- Exercise goal
Report each line of the data that has "this" somewhere in it.

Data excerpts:
_ _ _ _ _ _ _

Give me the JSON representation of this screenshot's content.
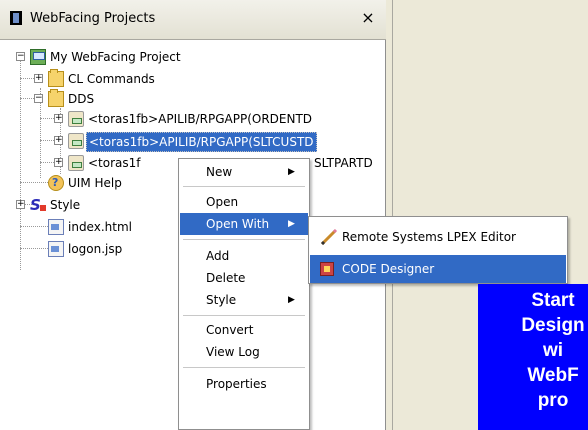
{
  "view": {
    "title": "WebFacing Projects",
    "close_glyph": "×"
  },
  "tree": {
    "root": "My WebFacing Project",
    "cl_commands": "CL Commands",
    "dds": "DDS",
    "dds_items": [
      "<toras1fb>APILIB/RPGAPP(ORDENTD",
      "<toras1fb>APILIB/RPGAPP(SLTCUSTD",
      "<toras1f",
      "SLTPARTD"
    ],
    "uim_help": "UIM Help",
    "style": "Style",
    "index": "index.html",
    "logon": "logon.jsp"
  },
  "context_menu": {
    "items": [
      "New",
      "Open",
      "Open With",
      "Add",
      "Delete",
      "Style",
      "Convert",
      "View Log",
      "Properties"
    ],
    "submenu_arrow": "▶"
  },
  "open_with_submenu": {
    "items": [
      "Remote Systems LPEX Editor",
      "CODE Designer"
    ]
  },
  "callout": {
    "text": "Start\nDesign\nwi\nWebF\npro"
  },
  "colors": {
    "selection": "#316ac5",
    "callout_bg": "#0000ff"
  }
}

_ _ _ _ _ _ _

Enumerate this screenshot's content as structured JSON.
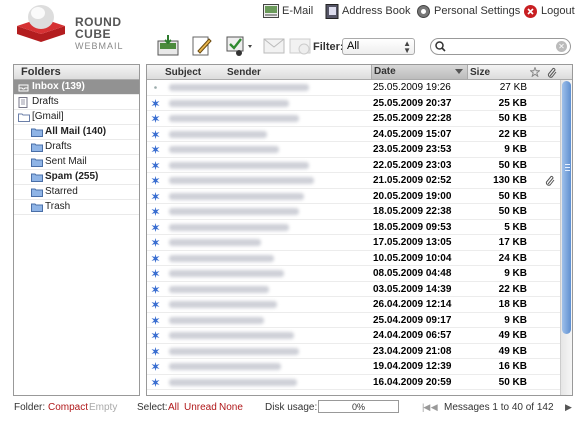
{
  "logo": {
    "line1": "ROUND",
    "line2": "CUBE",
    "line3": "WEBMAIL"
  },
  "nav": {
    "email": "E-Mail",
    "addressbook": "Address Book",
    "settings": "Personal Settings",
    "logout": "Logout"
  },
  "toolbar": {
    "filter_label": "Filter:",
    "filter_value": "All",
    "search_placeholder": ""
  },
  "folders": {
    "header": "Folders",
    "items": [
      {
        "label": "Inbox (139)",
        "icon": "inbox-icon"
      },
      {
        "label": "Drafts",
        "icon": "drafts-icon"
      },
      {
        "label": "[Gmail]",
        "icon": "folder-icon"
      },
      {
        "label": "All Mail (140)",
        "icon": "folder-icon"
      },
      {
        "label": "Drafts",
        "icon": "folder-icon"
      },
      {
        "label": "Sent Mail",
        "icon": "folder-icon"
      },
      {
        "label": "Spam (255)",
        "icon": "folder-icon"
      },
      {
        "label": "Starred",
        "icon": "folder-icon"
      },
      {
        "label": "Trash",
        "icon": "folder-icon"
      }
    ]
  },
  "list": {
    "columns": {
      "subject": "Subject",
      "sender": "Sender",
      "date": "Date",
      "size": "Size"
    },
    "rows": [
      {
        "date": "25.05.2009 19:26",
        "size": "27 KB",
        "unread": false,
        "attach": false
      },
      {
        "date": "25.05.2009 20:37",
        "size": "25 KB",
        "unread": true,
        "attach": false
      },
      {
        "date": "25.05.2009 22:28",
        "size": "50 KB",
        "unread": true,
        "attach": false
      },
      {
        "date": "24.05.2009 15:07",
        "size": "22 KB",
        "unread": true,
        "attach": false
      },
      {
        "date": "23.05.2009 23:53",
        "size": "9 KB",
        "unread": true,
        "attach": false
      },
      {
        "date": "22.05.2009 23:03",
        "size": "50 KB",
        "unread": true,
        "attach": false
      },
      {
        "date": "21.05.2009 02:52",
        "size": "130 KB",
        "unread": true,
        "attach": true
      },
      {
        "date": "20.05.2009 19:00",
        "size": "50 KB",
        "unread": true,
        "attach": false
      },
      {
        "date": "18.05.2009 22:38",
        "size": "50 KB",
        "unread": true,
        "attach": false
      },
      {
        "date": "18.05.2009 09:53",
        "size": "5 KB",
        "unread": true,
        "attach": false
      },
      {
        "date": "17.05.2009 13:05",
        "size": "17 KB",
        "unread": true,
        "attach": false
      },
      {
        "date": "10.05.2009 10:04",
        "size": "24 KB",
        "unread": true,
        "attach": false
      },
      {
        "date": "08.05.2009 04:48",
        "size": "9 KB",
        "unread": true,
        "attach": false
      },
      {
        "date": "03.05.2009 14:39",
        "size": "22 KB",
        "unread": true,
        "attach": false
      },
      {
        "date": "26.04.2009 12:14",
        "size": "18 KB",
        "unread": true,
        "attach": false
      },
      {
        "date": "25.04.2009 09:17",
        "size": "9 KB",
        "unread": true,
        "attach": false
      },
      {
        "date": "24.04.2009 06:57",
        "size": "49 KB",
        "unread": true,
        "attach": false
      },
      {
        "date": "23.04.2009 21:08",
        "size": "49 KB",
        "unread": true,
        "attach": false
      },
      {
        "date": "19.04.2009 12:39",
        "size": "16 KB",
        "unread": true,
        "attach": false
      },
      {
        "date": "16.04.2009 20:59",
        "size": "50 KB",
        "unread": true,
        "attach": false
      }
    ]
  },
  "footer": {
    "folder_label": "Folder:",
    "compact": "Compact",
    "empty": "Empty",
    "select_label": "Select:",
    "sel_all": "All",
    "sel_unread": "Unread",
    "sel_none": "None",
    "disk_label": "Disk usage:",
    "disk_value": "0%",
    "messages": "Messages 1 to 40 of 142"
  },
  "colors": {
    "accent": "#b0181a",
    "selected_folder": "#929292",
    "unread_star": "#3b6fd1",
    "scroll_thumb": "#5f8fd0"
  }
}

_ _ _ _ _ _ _

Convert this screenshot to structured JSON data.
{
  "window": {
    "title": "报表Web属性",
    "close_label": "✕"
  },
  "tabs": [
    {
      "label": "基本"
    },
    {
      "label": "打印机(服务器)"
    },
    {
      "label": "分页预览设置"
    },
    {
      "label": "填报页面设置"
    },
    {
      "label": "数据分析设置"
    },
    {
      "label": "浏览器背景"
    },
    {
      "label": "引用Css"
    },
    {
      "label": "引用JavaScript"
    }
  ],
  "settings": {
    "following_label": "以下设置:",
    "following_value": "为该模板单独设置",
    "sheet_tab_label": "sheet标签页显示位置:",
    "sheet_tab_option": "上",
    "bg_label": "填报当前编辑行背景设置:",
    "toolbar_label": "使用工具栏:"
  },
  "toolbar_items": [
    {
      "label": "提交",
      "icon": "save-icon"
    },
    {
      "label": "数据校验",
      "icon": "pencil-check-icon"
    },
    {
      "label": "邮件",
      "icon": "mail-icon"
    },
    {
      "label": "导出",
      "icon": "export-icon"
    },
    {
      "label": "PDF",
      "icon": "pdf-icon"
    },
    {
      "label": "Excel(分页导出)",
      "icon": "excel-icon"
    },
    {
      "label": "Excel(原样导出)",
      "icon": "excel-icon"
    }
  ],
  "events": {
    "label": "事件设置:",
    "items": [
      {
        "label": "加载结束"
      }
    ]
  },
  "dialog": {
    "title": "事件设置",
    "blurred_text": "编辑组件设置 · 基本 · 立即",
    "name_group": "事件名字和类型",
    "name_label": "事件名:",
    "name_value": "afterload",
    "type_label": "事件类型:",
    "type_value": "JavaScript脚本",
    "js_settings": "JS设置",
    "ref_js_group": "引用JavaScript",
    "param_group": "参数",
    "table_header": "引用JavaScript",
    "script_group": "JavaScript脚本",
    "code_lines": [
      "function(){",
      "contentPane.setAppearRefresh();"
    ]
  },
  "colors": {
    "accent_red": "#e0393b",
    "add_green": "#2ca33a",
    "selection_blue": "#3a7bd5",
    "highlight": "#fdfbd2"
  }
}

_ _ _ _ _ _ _

- Result below
Give me the JSON representation of this screenshot's content.
Enumerate this screenshot's content as structured JSON.
Convert this screenshot to structured JSON data.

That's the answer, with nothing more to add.